I am truly blessed to be surrounded by strong, educated women. My mother is by far the strongest woman I’ve met, but my co-workers fall under that category and a lot of my family does, too. I am proud to be a woman and all it means to be called one.
Sixty years ago, it was harder to find an educated woman with tenacity and aspiration.
Recently I said goodbye to such a woman, a friend, Carol Dewey. She died at age 80 having led an extraordinary life. She hung with Bob Dylan and Willie Nelson.
Born in 1938, Carol learned early that to be a woman who is reckoned with she would have to work three times as hard as a typical man, and that many men, given the opportunity, would stand in her way.
As a woman, there were things that society forced on Carol as she grew up and interesting decisions she made as a result. Carol never learned to type well, telling me it was because she was afraid she’d have to be a secretary. Carol wanted to be a doctor. She also never married because birth control was not available and being married meant being a mother, which meant not being a doctor, she explained.
As it turned out, Carol never was a doctor. She was often discouraged from being one as she continued her studies. Instead, she was a nurse with five master’s degrees.
As a nurse, Carol told me, she experienced the first and only piece of political activism of her life. And she was reckoned with.

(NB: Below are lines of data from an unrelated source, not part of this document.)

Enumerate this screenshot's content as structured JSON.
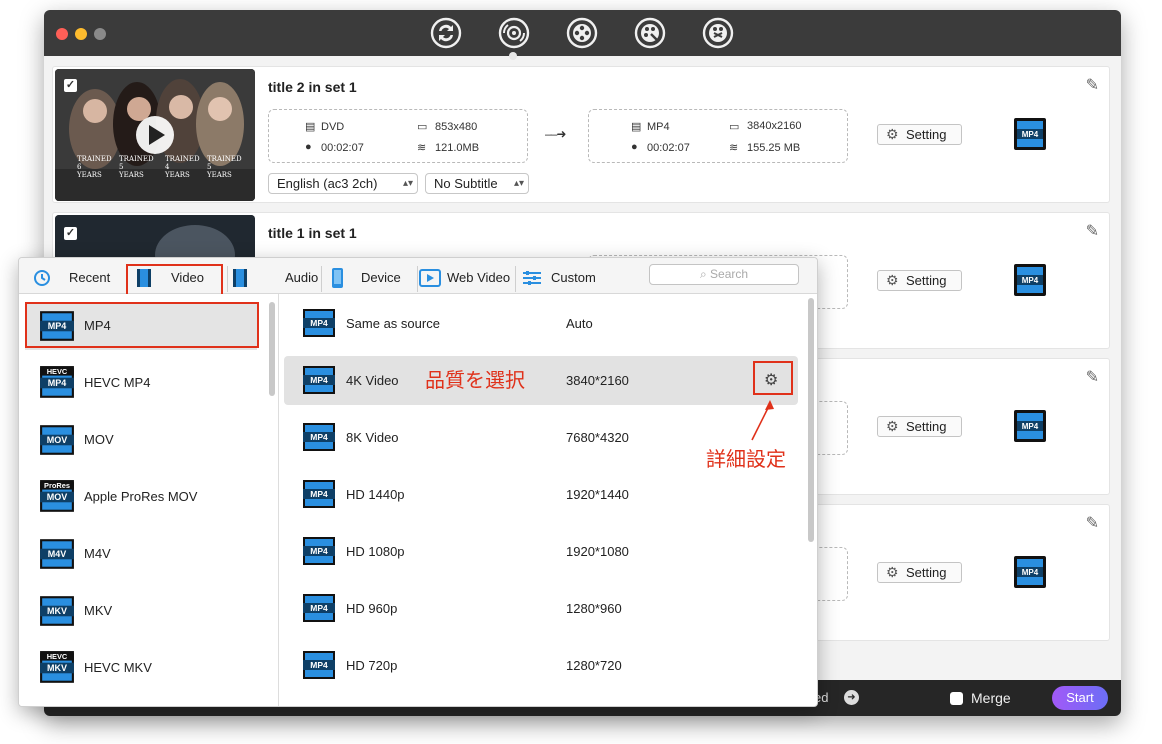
{
  "window": {
    "nav_icons": [
      "convert-icon",
      "rip-icon",
      "video-reel-icon",
      "video-edit-icon",
      "video-tool-icon"
    ]
  },
  "rows": [
    {
      "title": "title 2 in set 1",
      "source": {
        "format": "DVD",
        "duration": "00:02:07",
        "resolution": "853x480",
        "size": "121.0MB"
      },
      "target": {
        "format": "MP4",
        "duration": "00:02:07",
        "resolution": "3840x2160",
        "size": "155.25 MB"
      },
      "audio_select": "English (ac3 2ch)",
      "subtitle_select": "No Subtitle",
      "setting_label": "Setting",
      "thumb_captions": [
        "TRAINED 6 YEARS",
        "TRAINED 5 YEARS",
        "TRAINED 4 YEARS",
        "TRAINED 5 YEARS"
      ],
      "checked": true
    },
    {
      "title": "title 1 in set 1",
      "setting_label": "Setting",
      "checked": true
    },
    {
      "setting_label": "Setting"
    },
    {
      "setting_label": "Setting"
    }
  ],
  "bottom_bar": {
    "path_suffix": "ed",
    "merge_label": "Merge",
    "start_label": "Start"
  },
  "popup": {
    "tabs": [
      {
        "label": "Recent",
        "icon": "recent-icon"
      },
      {
        "label": "Video",
        "icon": "film-icon"
      },
      {
        "label": "Audio",
        "icon": "audio-film-icon"
      },
      {
        "label": "Device",
        "icon": "phone-icon"
      },
      {
        "label": "Web Video",
        "icon": "web-video-icon"
      },
      {
        "label": "Custom",
        "icon": "sliders-icon"
      }
    ],
    "search_placeholder": "Search",
    "formats": [
      {
        "label": "MP4",
        "badge": "MP4",
        "top": ""
      },
      {
        "label": "HEVC MP4",
        "badge": "MP4",
        "top": "HEVC"
      },
      {
        "label": "MOV",
        "badge": "MOV",
        "top": ""
      },
      {
        "label": "Apple ProRes MOV",
        "badge": "MOV",
        "top": "ProRes"
      },
      {
        "label": "M4V",
        "badge": "M4V",
        "top": ""
      },
      {
        "label": "MKV",
        "badge": "MKV",
        "top": ""
      },
      {
        "label": "HEVC MKV",
        "badge": "MKV",
        "top": "HEVC"
      }
    ],
    "qualities": [
      {
        "name": "Same as source",
        "res": "Auto"
      },
      {
        "name": "4K Video",
        "res": "3840*2160"
      },
      {
        "name": "8K Video",
        "res": "7680*4320"
      },
      {
        "name": "HD 1440p",
        "res": "1920*1440"
      },
      {
        "name": "HD 1080p",
        "res": "1920*1080"
      },
      {
        "name": "HD 960p",
        "res": "1280*960"
      },
      {
        "name": "HD 720p",
        "res": "1280*720"
      }
    ]
  },
  "annotations": {
    "quality": "品質を選択",
    "details": "詳細設定"
  },
  "colors": {
    "highlight": "#e0311a",
    "badge_blue": "#2a8fe0",
    "start_gradient": [
      "#a259f7",
      "#6c6ef6"
    ]
  }
}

She lead the black wing of a segregated hospital in New Orleans back in the 1950s, Carol told me during a 2012 interview. The white wing of the hospital was often less than half full, while the black wing was generally overflowing. Due to this, black patients would line the halls on stretchers and anyone in the hallway was refused medication for “safety” reasons.
Nurses were begging post-surgery patients to give up their beds, Carol said, so that new patients could be treated. It was just too much for her, so she wrote a letter to the hospital board of trustees to approve an order that would supply every bed she had. It was denied.
She tried three times, writing letters saying she was asking for important things like bedpans and it was inhumane to treat people this way, but she was ignored.
So, she did what anyone on a mission back then would do, she called the press. It wasn’t that easy, though. A leader in the hospital contacted Carol and told her he knew what she was trying to do, and they should meet to talk about it.
During the meeting, the leader suggested Carol may be happier working someplace else if her job was causing so much distress. So she turned to him and said, “The day I get the supplies I ordered is the day you’ll get my resignation.”
She got the supplies, resigned her post and was hired by another medical facility in town.
Let this story to inspire all women — all people — to fight for what they believe in. If Carol, a young woman in the 1950s could do something like this, all of us can make a difference.